Ridgefield High School’s theatre program walked away with three wins at last week’s Halo Awards ceremony held in Waterbury’s Seven Angels Theater.

RHS took home the Best Orchestra prize for Pippin, with the show’s conductor — director of the school’s concert and jazz band Michael McNamara — accepting the award.

As for the students, Best Performance by a Leading Actor in a Classical Musical for Tyler Carey’s performance as Pippin in Pippin, and the Best Standout Performance in an Ensemble Play for Sarah Thorn as Daria Chase in The Game’s Afoot or Holmes for the Holidays.

In total, Ridgefield received 20 nominations for its year-long programming.

“I think being nominated was such an exciting part of the entire process. I think that is where I got the gratification for the show, for what I did and all the hard work. Winning was just the cherry on top, and a great way to end my senior year,” Carey told The Press last week. “Other nominated RHS students had similar thoughts, saying that the prize sat in the recognition of a successful show.”

High school senior Aidan Meachem, who was nominated for Best Performance by a Supporting Actor in a Musical, said that awards are not the goal of performing, but they do function as a way to show that the effort students put into a show does not go unnoticed.

Fellow senior Sarah Ford, who was nominated for Best Performance by a Leading Actress in a Classical Musical, agreed.

“The real gift was performing with my best friends in a dream role,” she said. “Getting nominated feels like validation that the show really was as spectacular as it felt.”

Red carpet treatment

The night isn’t only about the awards, but the entire experience, according to Thorn.

“It’s a gorgeous theater, it’s very ornate, and they have a red carpet set out too. They treat it like it’s a really big deal,” she said. “No one boos, everyone cheers for all the other schools when they win, it is a very nice crowd.”

The night features performances from the nominated shows, thunderous applause, and the gathering of a close community.

“There are so many people that you meet in the theater community in Connecticut, so many teachers. It’s amazing the connections that the Halos bring. There is a massive comradery to it,” said Carey. “It’s nice to look and see that all of these people are here to support this thing that we are trying to keep together, which is arts in high school and education.
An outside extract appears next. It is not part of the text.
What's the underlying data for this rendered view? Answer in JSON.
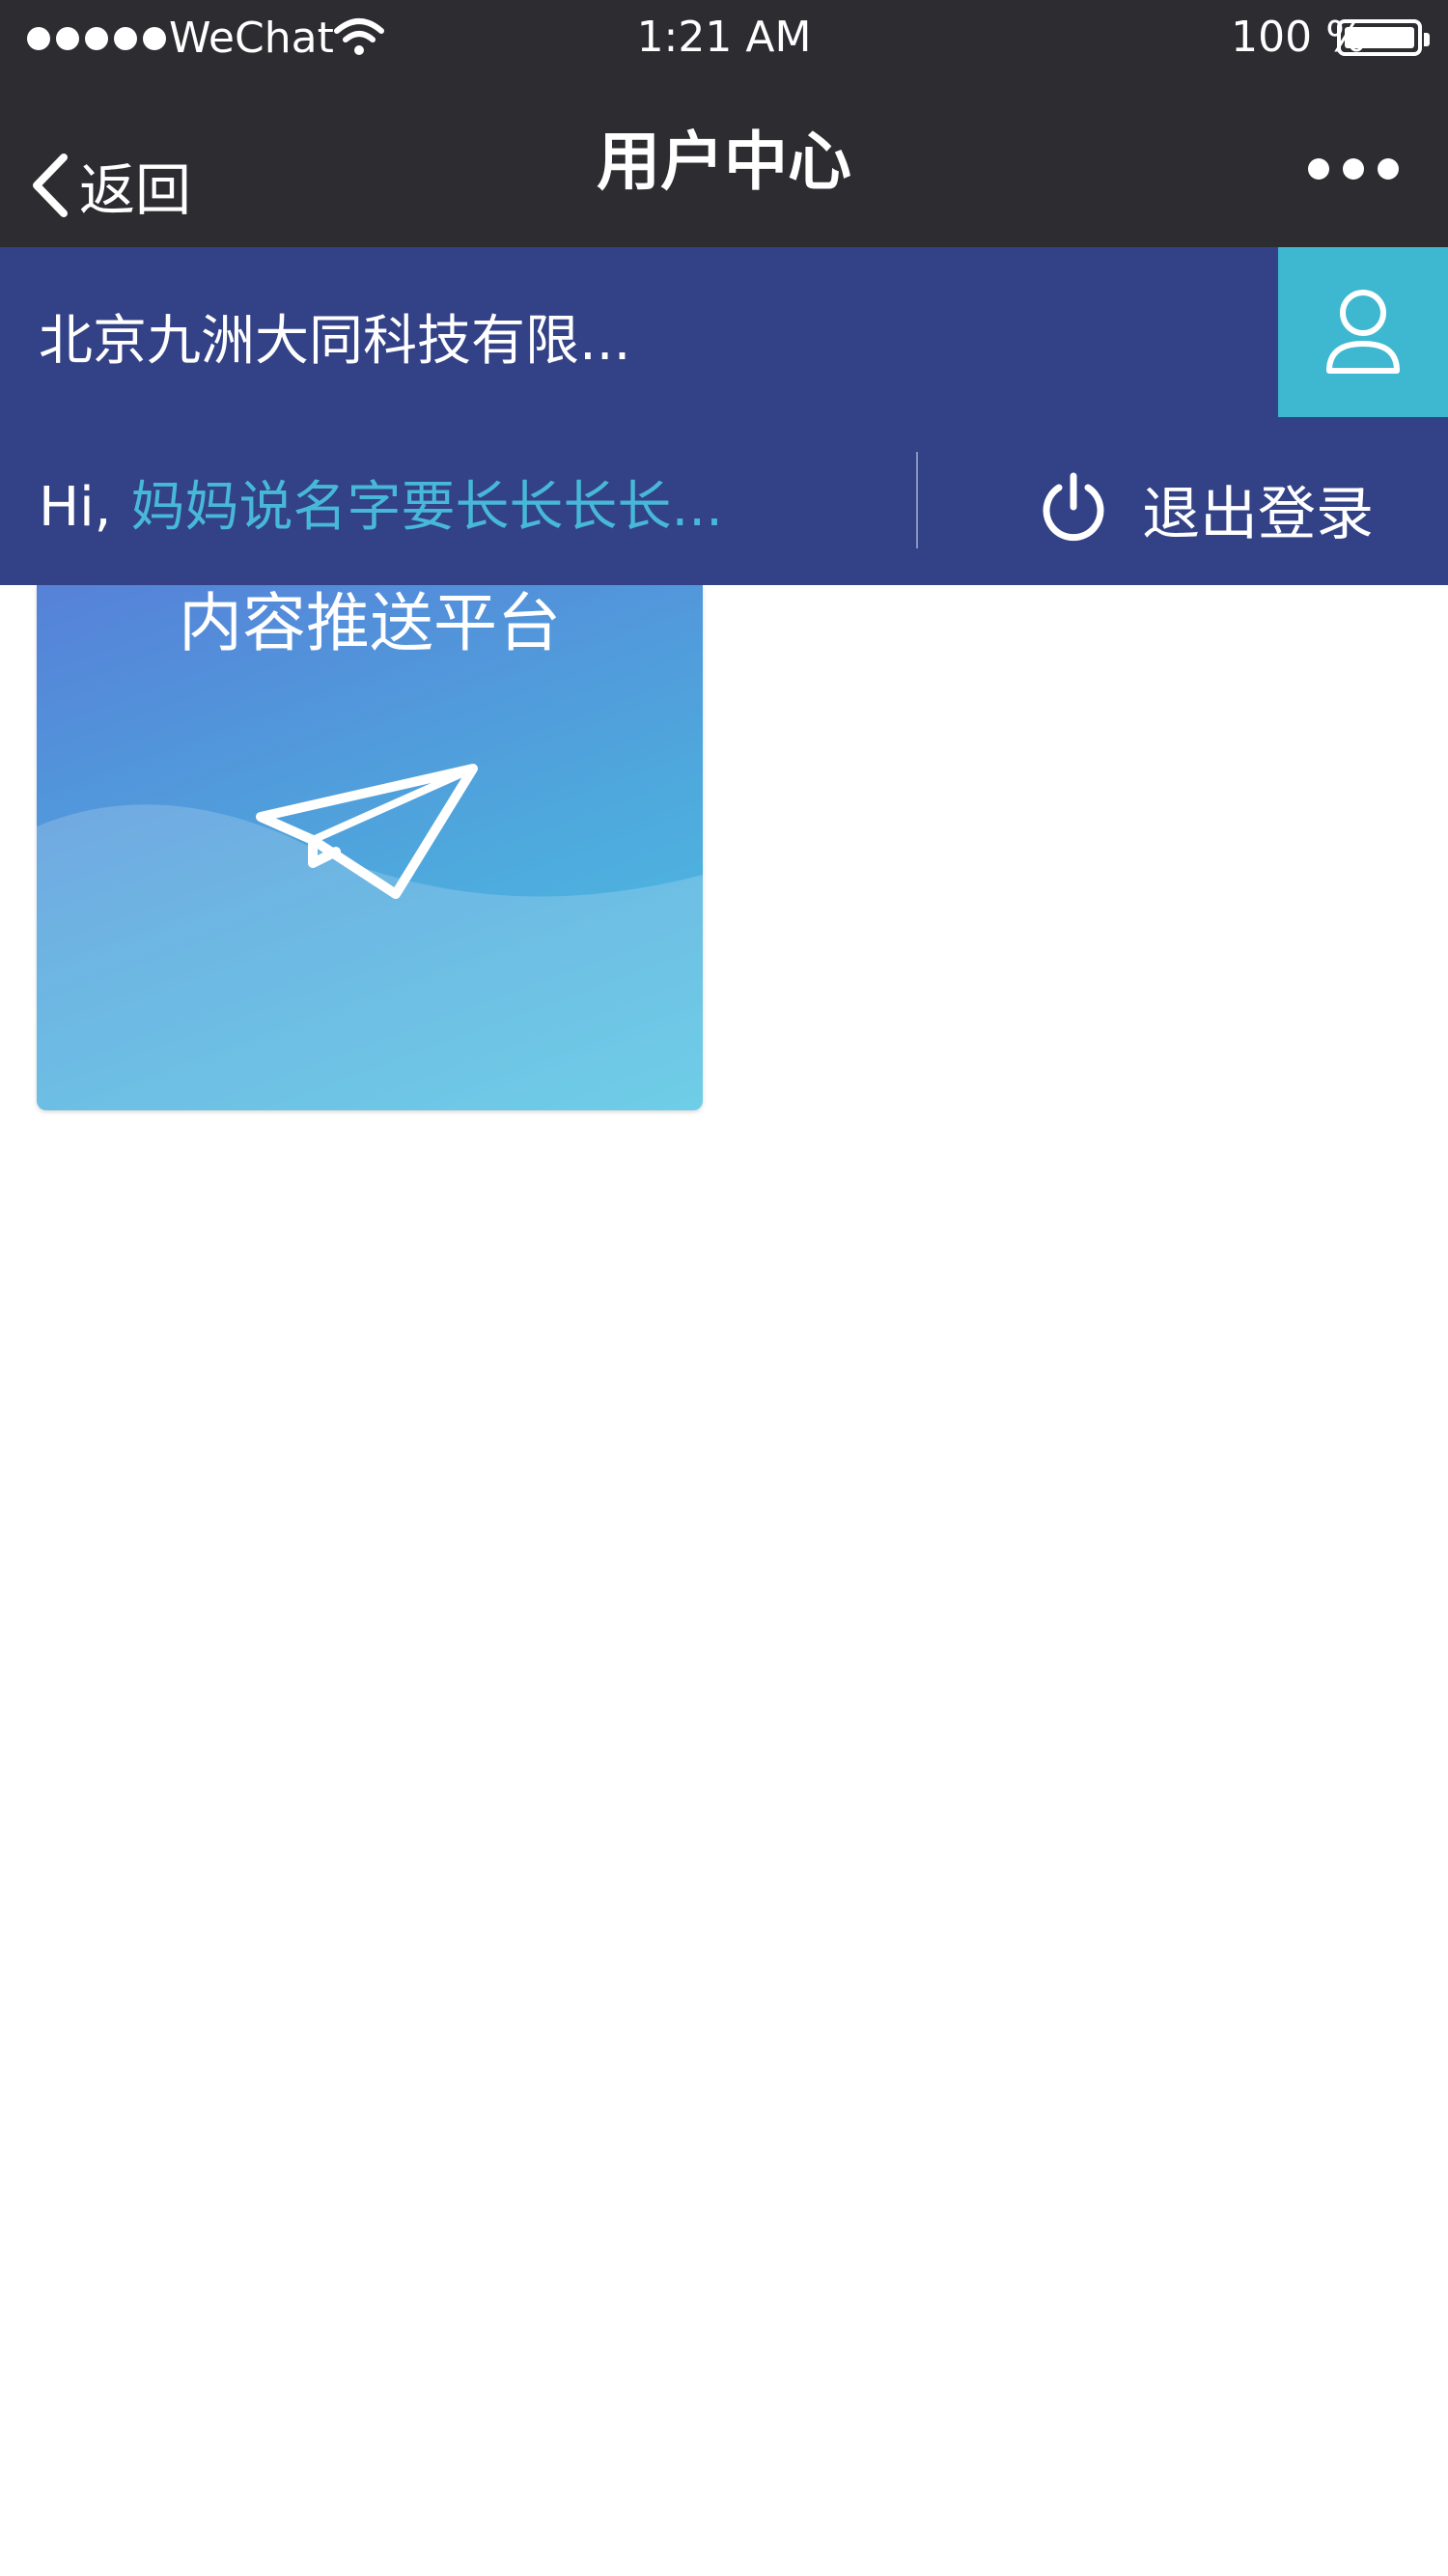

In CT it is super connected, and that really shows at the Halos.”

Stage future

For many of the seniors in the RHS theater community, the Halos wrapped up a year of successful — yet stressful — moves toward a future in the theater business.

“I think at RHS specifically, my grade, there are 10 or so of us, all seniors, that are graduating, that are going into the business, and that is pretty unique for a grade,” Thorn said. “It’s a huge department, and we’ve really become a family over this year, going to auditions together, travelling around learning how to transition from high school into the real world.”
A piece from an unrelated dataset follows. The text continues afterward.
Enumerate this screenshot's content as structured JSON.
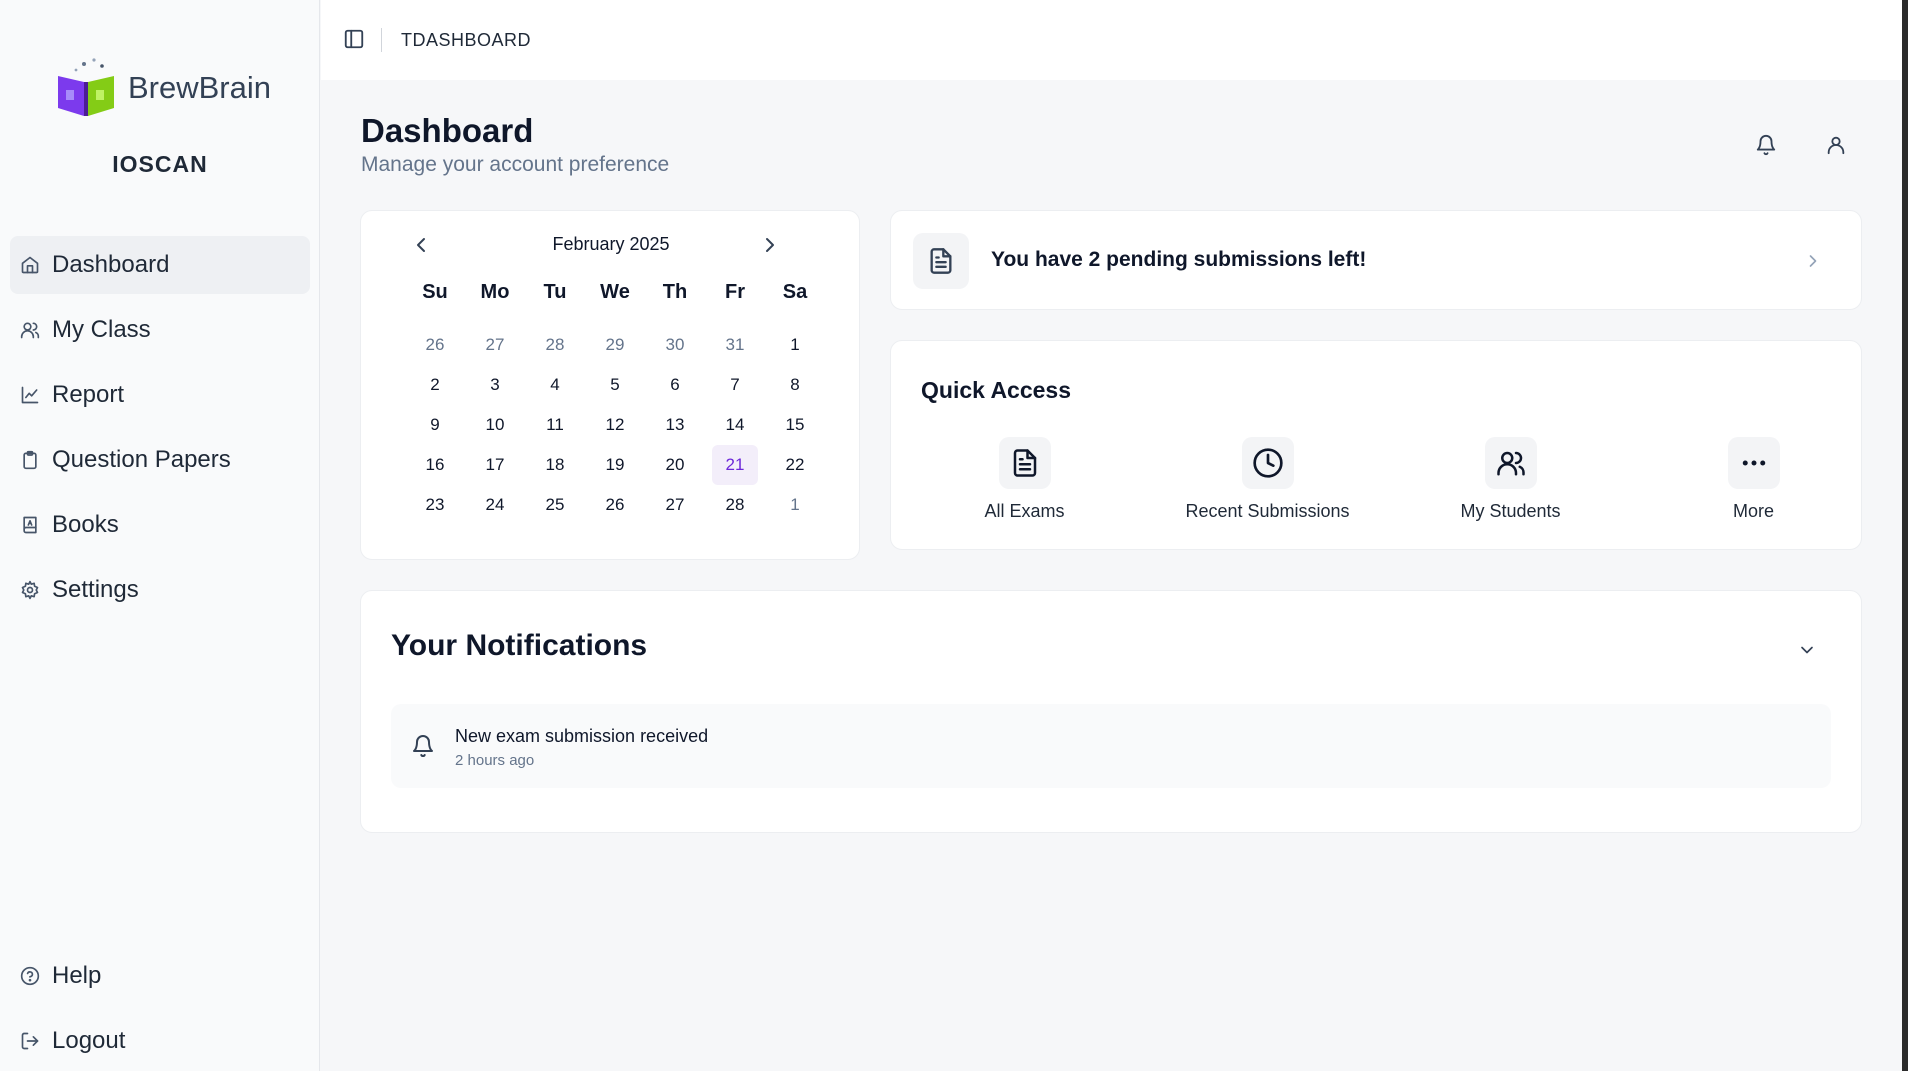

Carey agreed.

“It was really awesome to have such a tight knit group of people through this crazy and hectic audition process,” he told The Press. “It isn’t easy, but it’s so much more bearable when you have 12 friends who are doing the exact same thing as you. That’s kind of when Pippin came together, when everyone was hearing back from colleges. Doing the show during that time was a great way to take our heads out of it and focus our energy on this show that we were doing and that we loved.”